→ Data supplied:

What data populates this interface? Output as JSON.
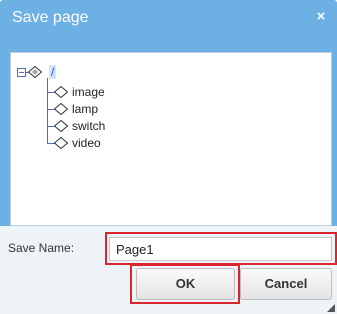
{
  "dialog": {
    "title": "Save page",
    "close_glyph": "×",
    "close_icon": "close-icon"
  },
  "tree": {
    "root": {
      "label": "/",
      "icon": "folder-diamond-icon",
      "expander": "collapse-icon"
    },
    "children": [
      {
        "label": "image",
        "icon": "diamond-icon"
      },
      {
        "label": "lamp",
        "icon": "diamond-icon"
      },
      {
        "label": "switch",
        "icon": "diamond-icon"
      },
      {
        "label": "video",
        "icon": "diamond-icon"
      }
    ]
  },
  "form": {
    "save_name_label": "Save Name:",
    "save_name_value": "Page1"
  },
  "buttons": {
    "ok_label": "OK",
    "cancel_label": "Cancel"
  },
  "colors": {
    "dialog_bg": "#6cb0e4",
    "highlight": "#d9262e",
    "tree_line": "#4a6fb5"
  }
}
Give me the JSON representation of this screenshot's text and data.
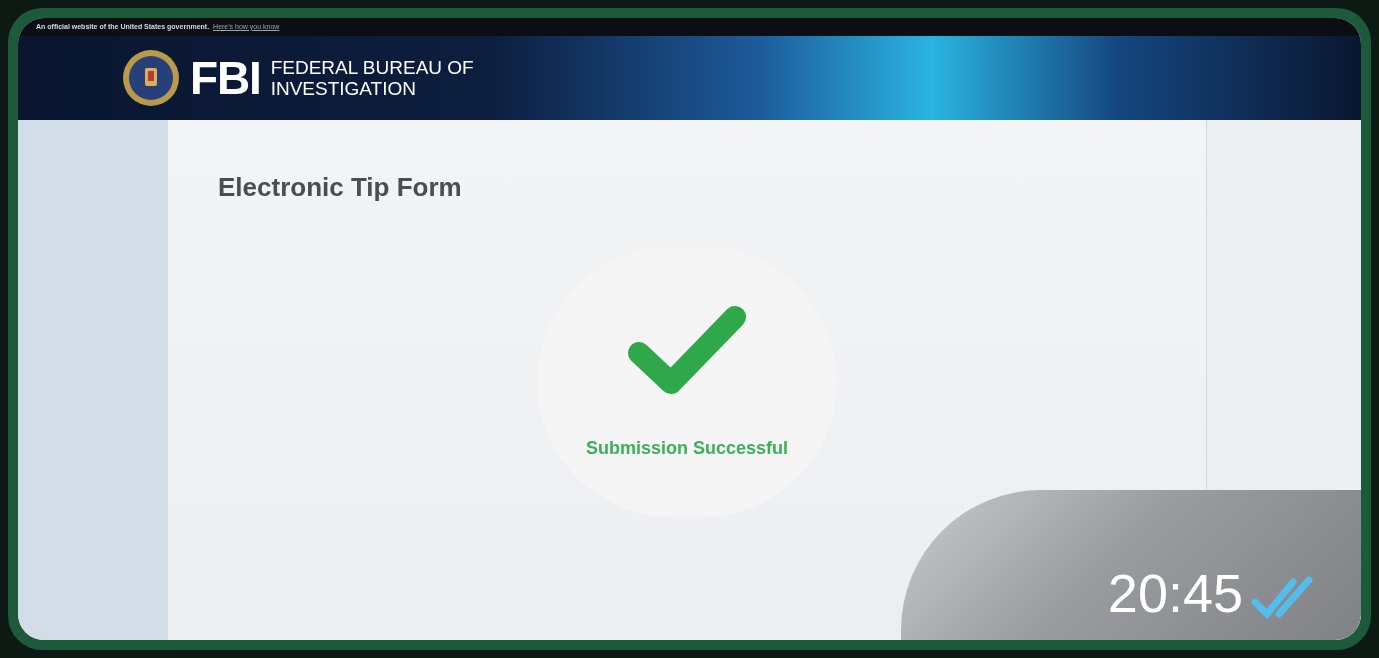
{
  "gov_banner": {
    "text": "An official website of the United States government.",
    "link": "Here's how you know"
  },
  "header": {
    "logo_text": "FBI",
    "agency_line_1": "FEDERAL BUREAU OF",
    "agency_line_2": "INVESTIGATION"
  },
  "page": {
    "title": "Electronic Tip Form",
    "status": "Submission Successful"
  },
  "message": {
    "time": "20:45",
    "read": true
  }
}
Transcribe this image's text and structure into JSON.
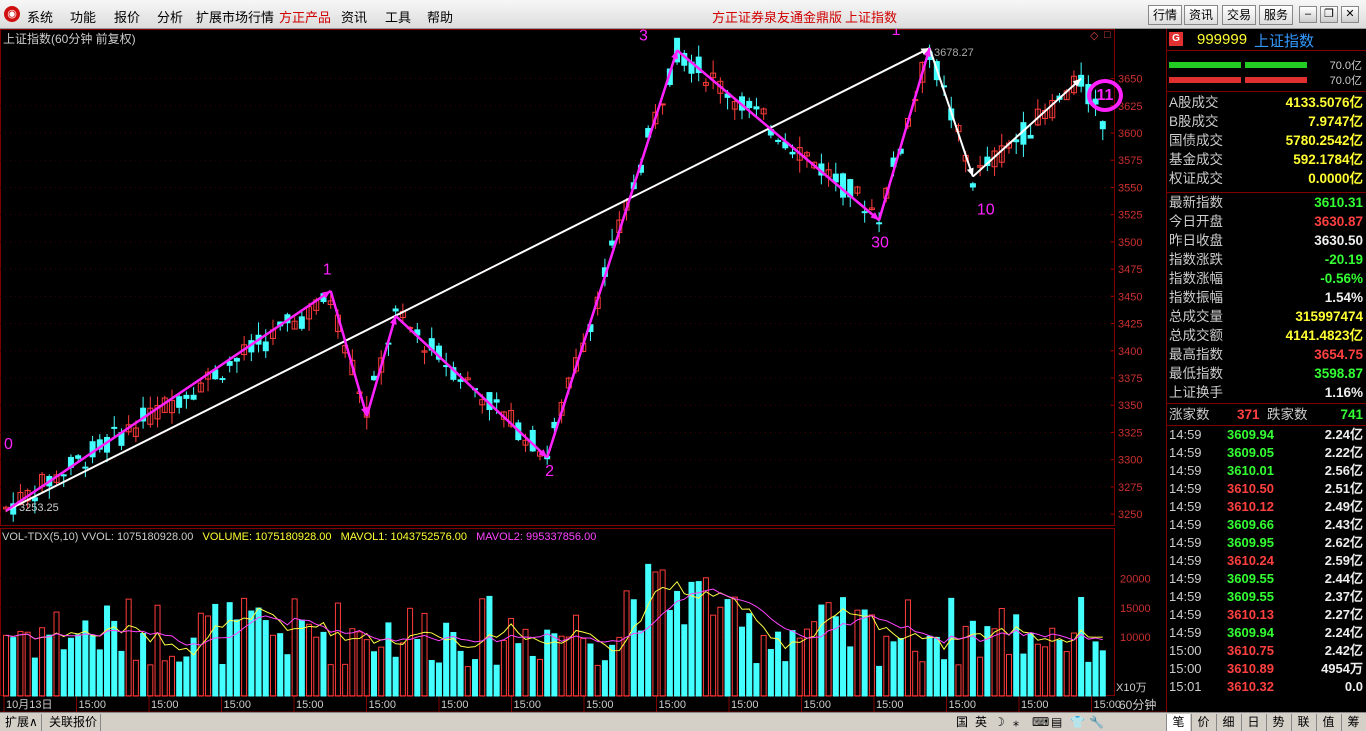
{
  "menu": [
    "系统",
    "功能",
    "报价",
    "分析",
    "扩展市场行情",
    "方正产品",
    "资讯",
    "工具",
    "帮助"
  ],
  "window_title": "方正证券泉友通金鼎版",
  "window_subtitle": "上证指数",
  "nav_buttons": [
    "行情",
    "资讯",
    "交易",
    "服务"
  ],
  "chart": {
    "title": "上证指数(60分钟 前复权)",
    "price_ticks": [
      "3650",
      "3625",
      "3600",
      "3575",
      "3550",
      "3525",
      "3500",
      "3475",
      "3450",
      "3425",
      "3400",
      "3375",
      "3350",
      "3325",
      "3300",
      "3275",
      "3250"
    ],
    "high_label": "3678.27",
    "low_label": "3253.25",
    "wave_labels": [
      "0",
      "1",
      "2",
      "3",
      "1",
      "30",
      "10"
    ],
    "current_badge": "11",
    "vol_header": {
      "name": "VOL-TDX(5,10)",
      "vvol": "VVOL: 1075180928.00",
      "volume": "VOLUME: 1075180928.00",
      "mavol1": "MAVOL1: 1043752576.00",
      "mavol2": "MAVOL2: 995337856.00"
    },
    "vol_ticks": [
      "20000",
      "15000",
      "10000"
    ],
    "vol_unit": "X10万",
    "time_axis": [
      "10月13日",
      "15:00",
      "15:00",
      "15:00",
      "15:00",
      "15:00",
      "15:00",
      "15:00",
      "15:00",
      "15:00",
      "15:00",
      "15:00",
      "15:00",
      "15:00",
      "15:00",
      "15:00"
    ],
    "period_label": "60分钟"
  },
  "side": {
    "code_icon": "G",
    "code": "999999",
    "name": "上证指数",
    "bars": [
      {
        "left": "70.0亿",
        "color": "#22cc22"
      },
      {
        "left": "70.0亿",
        "color": "#e03030"
      }
    ],
    "turnover": [
      {
        "label": "A股成交",
        "value": "4133.5076亿"
      },
      {
        "label": "B股成交",
        "value": "7.9747亿"
      },
      {
        "label": "国债成交",
        "value": "5780.2542亿"
      },
      {
        "label": "基金成交",
        "value": "592.1784亿"
      },
      {
        "label": "权证成交",
        "value": "0.0000亿"
      }
    ],
    "stats": [
      {
        "label": "最新指数",
        "value": "3610.31",
        "color": "#33ff33"
      },
      {
        "label": "今日开盘",
        "value": "3630.87",
        "color": "#ff4040"
      },
      {
        "label": "昨日收盘",
        "value": "3630.50",
        "color": "#eeeeee"
      },
      {
        "label": "指数涨跌",
        "value": "-20.19",
        "color": "#33ff33"
      },
      {
        "label": "指数涨幅",
        "value": "-0.56%",
        "color": "#33ff33"
      },
      {
        "label": "指数振幅",
        "value": "1.54%",
        "color": "#eeeeee"
      },
      {
        "label": "总成交量",
        "value": "315997474",
        "color": "#ffff33"
      },
      {
        "label": "总成交额",
        "value": "4141.4823亿",
        "color": "#ffff33"
      },
      {
        "label": "最高指数",
        "value": "3654.75",
        "color": "#ff4040"
      },
      {
        "label": "最低指数",
        "value": "3598.87",
        "color": "#33ff33"
      },
      {
        "label": "上证换手",
        "value": "1.16%",
        "color": "#eeeeee"
      }
    ],
    "updown": {
      "up_label": "涨家数",
      "up": "371",
      "down_label": "跌家数",
      "down": "741"
    },
    "ticks": [
      {
        "t": "14:59",
        "p": "3609.94",
        "v": "2.24亿"
      },
      {
        "t": "14:59",
        "p": "3609.05",
        "v": "2.22亿"
      },
      {
        "t": "14:59",
        "p": "3610.01",
        "v": "2.56亿"
      },
      {
        "t": "14:59",
        "p": "3610.50",
        "v": "2.51亿"
      },
      {
        "t": "14:59",
        "p": "3610.12",
        "v": "2.49亿"
      },
      {
        "t": "14:59",
        "p": "3609.66",
        "v": "2.43亿"
      },
      {
        "t": "14:59",
        "p": "3609.95",
        "v": "2.62亿"
      },
      {
        "t": "14:59",
        "p": "3610.24",
        "v": "2.59亿"
      },
      {
        "t": "14:59",
        "p": "3609.55",
        "v": "2.44亿"
      },
      {
        "t": "14:59",
        "p": "3609.55",
        "v": "2.37亿"
      },
      {
        "t": "14:59",
        "p": "3610.13",
        "v": "2.27亿"
      },
      {
        "t": "14:59",
        "p": "3609.94",
        "v": "2.24亿"
      },
      {
        "t": "15:00",
        "p": "3610.75",
        "v": "2.42亿"
      },
      {
        "t": "15:00",
        "p": "3610.89",
        "v": "4954万"
      },
      {
        "t": "15:01",
        "p": "3610.32",
        "v": "0.0"
      }
    ]
  },
  "bottom": {
    "tabs": [
      "扩展∧",
      "关联报价"
    ],
    "ime": [
      "国",
      "英",
      "☽",
      "⁎",
      "⌨",
      "▤",
      "👕",
      "🔧"
    ],
    "side_tabs": [
      "笔",
      "价",
      "细",
      "日",
      "势",
      "联",
      "值",
      "筹"
    ]
  }
}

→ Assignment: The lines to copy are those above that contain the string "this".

→ Written response:
What data populates this interface? Output as JSON.
Give me the JSON representation of this screenshot's text and data.
Transcribe this image's text and structure into JSON.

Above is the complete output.